"Day 3: A long day with even more culture and food"
This turned out to be a very long day - as with yesterday I had a full and filling breakfast; it was quieter but many of the same faces were still present.
The plan for the day was agreed - we would start off with the things which were open (Monday seems to be a universal museums are closed day).
We made our way to the precincts of the University of Glasgow, which is the home to several museums and collections.
The Hunterian is a collection and museum - the oldest public museum in Scotland. It has several permanent exhibitions and visiting shows. During our visit the main hall was closed for essential maintenance.
Following the museum we made a visit to University chapel - as ever lots of out of term time maintenance was ongoing.
We crossed the busy main road, and then made a visit to the Mackintosh House. It was fortunate, the admission fees were waived as they were taking new promotional photographs of the facility. It is an excellent reconstruction of the former home of Charles Rennie Mackintosh and his wife. It is also an art museum and well worth visiting.
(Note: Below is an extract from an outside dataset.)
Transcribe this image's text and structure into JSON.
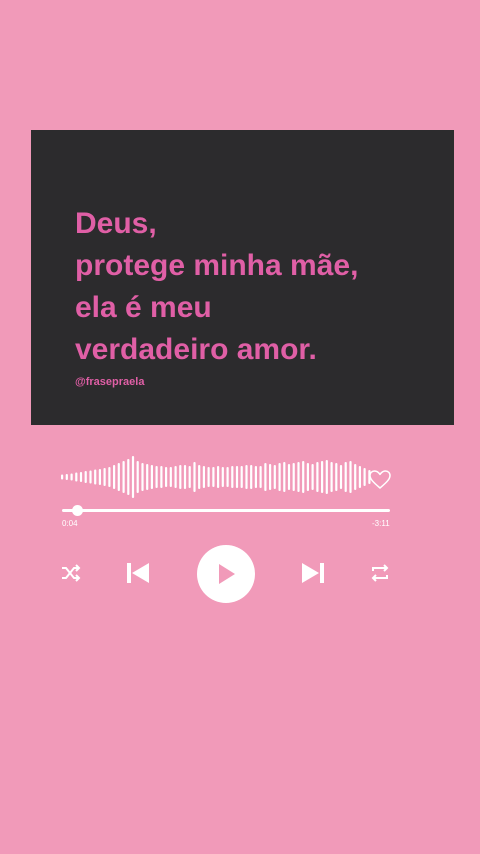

The Mackintosh bug well into our souls, we travelled across the city to Bellahouston Park, the location of An Art Lovers House. This is a series of rooms that were designed by Mackintosh and faithfully pulled together in the 1980s and 1990s.
There is a busy restaurant - we had a 25 minute wait for coffee offer! We declined and went for a walk through the park, which was the venue of the 1938 Empire Exhibition.
The only building left from this is the Palace of Art - no longer having art as the reason for its being - it is now a sporting centre of excellence for several sporting disciplines.
Another trip across town, passing Ibrox Football Stadium; home of Glasgow Rangers FC. Our destination was the Scottish Science Centre - my first visit to this facility.
They have a range of things and venues within the complex - I made a visit to the tower, the planetarium, the cafe and the Wallace & Gromit exhibition. It was busy with families and very enjoyable.
The tower has a slow lift, but at the top of the tower it provides great views of the city and the surrounding countryside.
A plan was made, we would have dinner at Springfield Quay and go to the cinema. We walked along the river and crossed various bridges; finally we were eating in the Harvester - service good, food was fine too. Across the car park we went to the Odeon Cinema and watched "Toy Story 3" 3D.
We missed the rain and had a pleasant walk along the riverside and back to the hotel. Arriving back at 23.30; only 14 hours after we left.
"Day 4: The last day and things were open"
The days started early and we did our packing - breakfast was as in previous mornings. It was going to be a long and short day in Glasgow. I wrote my postcards then we made our way into another part of Glasgow - this time on foot.
We walked to St George's square called into the tourist bureau and then made our way away from the central area.
Our first stop was The Barony - which was a church, but is now owned by Strathclyde University and acts as a graduation and function hall. We got a short tour by an energetic attendant.
Walking a short distance up the nearby road - we called into Provands Lordship, which is Glasgow's oldest house. It is a museum and well worth a visit.
Directly across the street is the St Mungo Museum and the Glasgow Necropolis. The museum is worth a visit - it is the home of many faiths. they have a good coffee shop and gift shop.
Sadly we did not visit the Necropolis, time was wearing on and we had to get back to the hotel and then the station.
We did find time to visit the Cathedral of St Mungo - which seemed to be full of Dutch people!
Walking back to the central area, we called into the art centre that is Trongate 103 - it had several good exhibitions and workshops.
Finally we called into the St Enoch shopping centre and then into the Blue Lagoon for food. The hotel then the station.
At 18.30 we were on the train back to London. We arrived at Euston Station at 23.38 and I was home in Uxbridge by 00.40.